“But, Santa, you don’t understand. I need all these things.”
“And I need a beer, but life isn’t fair okay?”
Adam immediately regretted his terse attitude.
Later in the day, the young girl who had asked to see her dad this Christmas sat herself on his lap again.
“I’m sorry for asking for something you couldn’t give me last week,” she said with a level of maturity that shocked Adam. “I know you’re not the real Santa Claus, and I know it was wrong of me to put so much pressure on you. You’re just a regular guy with a regular job who has his own problems. It’s just that I’d like to believe in magic and miracles, and I really would like to see my daddy this Christmas. But I want to say sorry. If you’d let me, I’d like to ask for a pencil this Christmas, and some paper. I’d like to draw something.”
“Don’t ever be sorry for wanting to believe in magic and miracles,” whispered Adam, whose soul had been profoundly moved. “I am Santa Claus, and there is magic in the world. Never let anyone tell you there isn’t. Miracles happen. I know that it sometimes seems like they don’t, but they’re happening all the time. Always believe.”
He saw the girl cover her nose momentarily. He sensed that she was as politely as possible trying to shield herself from the alcohol on his breath. He remembered the first time Lucy had seen him drunk. He felt covered in shame again.

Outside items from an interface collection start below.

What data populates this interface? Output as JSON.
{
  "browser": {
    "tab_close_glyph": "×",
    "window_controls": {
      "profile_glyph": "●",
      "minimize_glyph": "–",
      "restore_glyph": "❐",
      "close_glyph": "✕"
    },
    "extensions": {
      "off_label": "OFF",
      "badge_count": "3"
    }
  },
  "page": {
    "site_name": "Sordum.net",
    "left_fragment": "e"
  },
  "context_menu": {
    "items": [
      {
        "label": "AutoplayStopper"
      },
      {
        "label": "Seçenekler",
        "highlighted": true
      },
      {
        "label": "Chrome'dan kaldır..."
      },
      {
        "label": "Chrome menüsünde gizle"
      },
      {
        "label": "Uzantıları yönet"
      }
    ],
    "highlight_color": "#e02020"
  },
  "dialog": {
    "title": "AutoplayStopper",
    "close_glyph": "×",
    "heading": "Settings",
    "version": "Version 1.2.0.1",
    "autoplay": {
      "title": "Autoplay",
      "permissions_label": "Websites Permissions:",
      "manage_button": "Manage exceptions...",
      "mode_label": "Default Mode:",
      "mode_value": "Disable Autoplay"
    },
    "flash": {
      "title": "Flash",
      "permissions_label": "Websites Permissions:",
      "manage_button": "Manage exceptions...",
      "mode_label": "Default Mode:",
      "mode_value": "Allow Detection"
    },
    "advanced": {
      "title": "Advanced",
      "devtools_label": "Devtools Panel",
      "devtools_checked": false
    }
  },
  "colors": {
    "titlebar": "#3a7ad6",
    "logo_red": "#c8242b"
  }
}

“It’s okay,” she said softly to him. He felt his face redden.
She gazed up at him searchingly. He could feel a lump in his throat, and felt vulnerable before this innocent, bright young girl. It was as though she was able to read his thoughts.
That night, he turned his friend down when he was asked to go out for a drink. He stayed inside the gloom of his flat, and looked at the presents he had bought for his daughter.

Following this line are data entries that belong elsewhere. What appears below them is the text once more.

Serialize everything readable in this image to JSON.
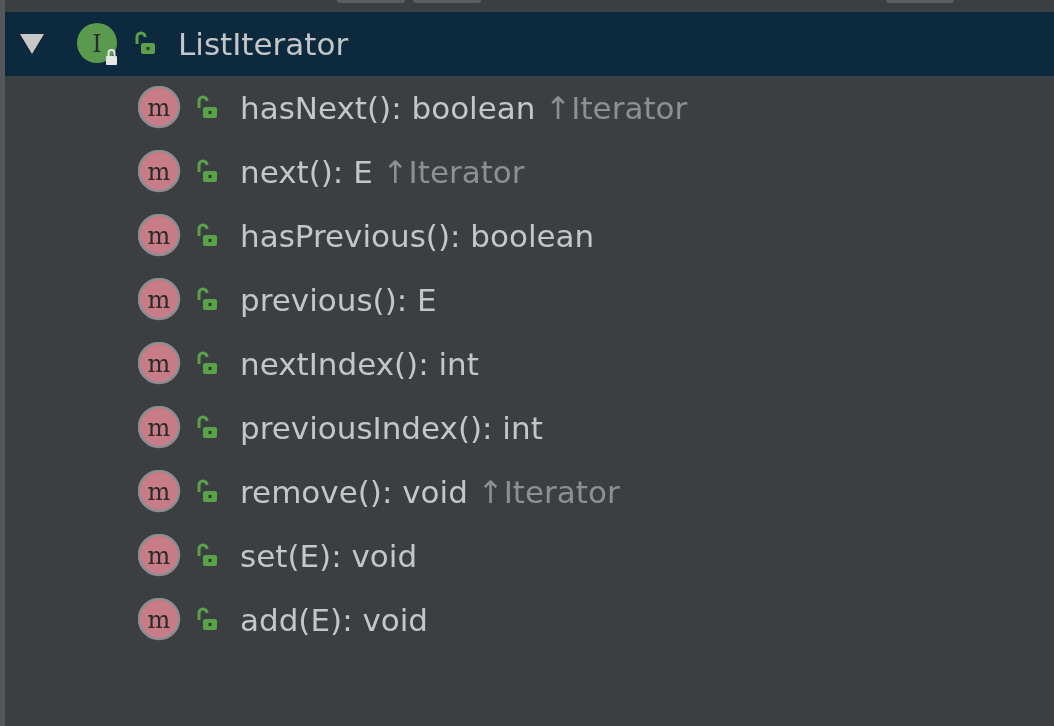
{
  "tree": {
    "label": "ListIterator",
    "icon_letter": "I",
    "selected": true,
    "expanded": true,
    "children": [
      {
        "signature": "hasNext(): boolean",
        "inherited": "↑Iterator",
        "icon_letter": "m",
        "selected": false
      },
      {
        "signature": "next(): E",
        "inherited": "↑Iterator",
        "icon_letter": "m",
        "selected": false
      },
      {
        "signature": "hasPrevious(): boolean",
        "icon_letter": "m",
        "selected": false
      },
      {
        "signature": "previous(): E",
        "icon_letter": "m",
        "selected": false
      },
      {
        "signature": "nextIndex(): int",
        "icon_letter": "m",
        "selected": false
      },
      {
        "signature": "previousIndex(): int",
        "icon_letter": "m",
        "selected": false
      },
      {
        "signature": "remove(): void",
        "inherited": "↑Iterator",
        "icon_letter": "m",
        "selected": false
      },
      {
        "signature": "set(E): void",
        "icon_letter": "m",
        "selected": false
      },
      {
        "signature": "add(E): void",
        "icon_letter": "m",
        "selected": false
      }
    ]
  }
}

He remembered the girl and what he said said to her, to believe in magic and miracles.
Enlivened by the image of the girls angelic face and her humble request, he bought some decorations and Christmas lights from a local store and hung them up in preparation for when Lucy came over. The only thing now missing was a tree. He bought a small one after work the next day.
“Well, if she doesn’t come to the mall, I’ll just have to find her,” he told Mark.

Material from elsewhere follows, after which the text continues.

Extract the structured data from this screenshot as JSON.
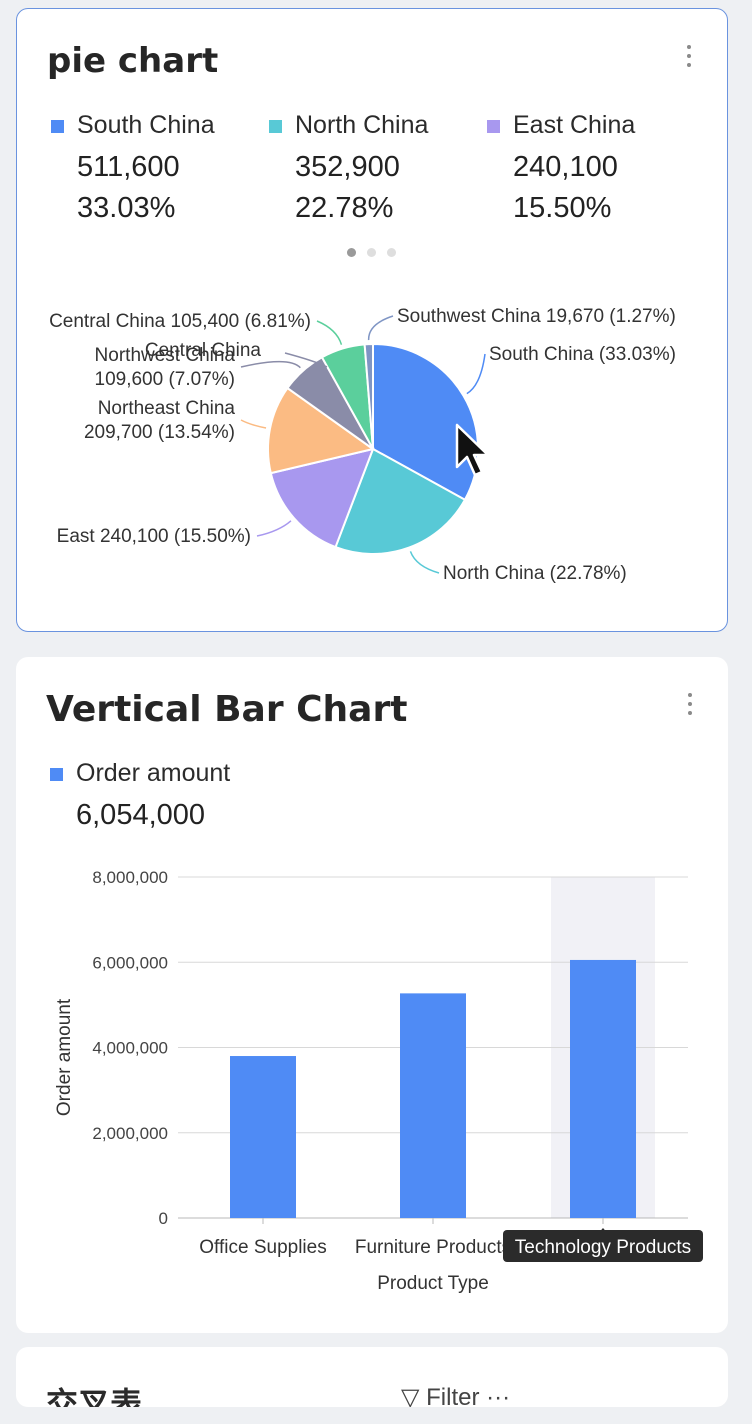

“Christmas drinks first, though?”
Adam turned him down, saying he needed to be sober.
“If I had Christmas drinks with you, I wouldn’t wake up until Easter.”
He was still in hight spirits the next day at the mall, and chirpily granted many children their wishes. But as closing time arrived with just one shopping day left before Christmas, he began to feel as though the game was up.
He trudged home forlornly.
Outside his flat, he bumped into Melissa’s sister. She explained to him that Melissa had moved with Lucy to Los Angeles. The news struck him like a blizzard.
“I can’t get to Los Angeles for Christmas, she knows that. Why would she take Lucy over there?”
“Well, you weren’t around last Christmas or the one before that,” replied Emily without a hint of sympathy. “So, I guess she figured she’d do something she’s always wanted to do without putting you first for once. You had your chance.”
“Things have changed. I’m a different person now, a better one. I had to get my life together. I’ve done that. I’ve bought presents, got a flat where Lucy can stay in her own room. I’ve got a job.”
“As Santa? Well, I guess it’s a step up from working as an elf like last year. Was that what sealed the deal for your new employers?”
“Fuck you, Emily!”
“See you around,” she said as she walked away.
Adam was left bereft. He clutched his Santa hat in his hand, dangling it by his side.
The next day was Christmas Eve. Adam had slept in his Santa outfit and woke up late.
A bright red envelope had been pushed through the letterbox. It was addressed to Santa.
Adam opened it slowly with curiosity.
Inside was a pastel drawing filled with colour. It was the work of a young child; technically poor but wondrously imaginative. It depicted a man holding his daughters hand. Above them was a big yellow sun. To the left were the letters ‘LA’.
There was a handwritten letter in the envelope, too. It read:
“Dear Santa. I watched you last night. I know times are hard right now. But remember that the world is filled with magic and miracles. If you believe, you will achieve your dreams next year. There is still time. Love, Madeleine.”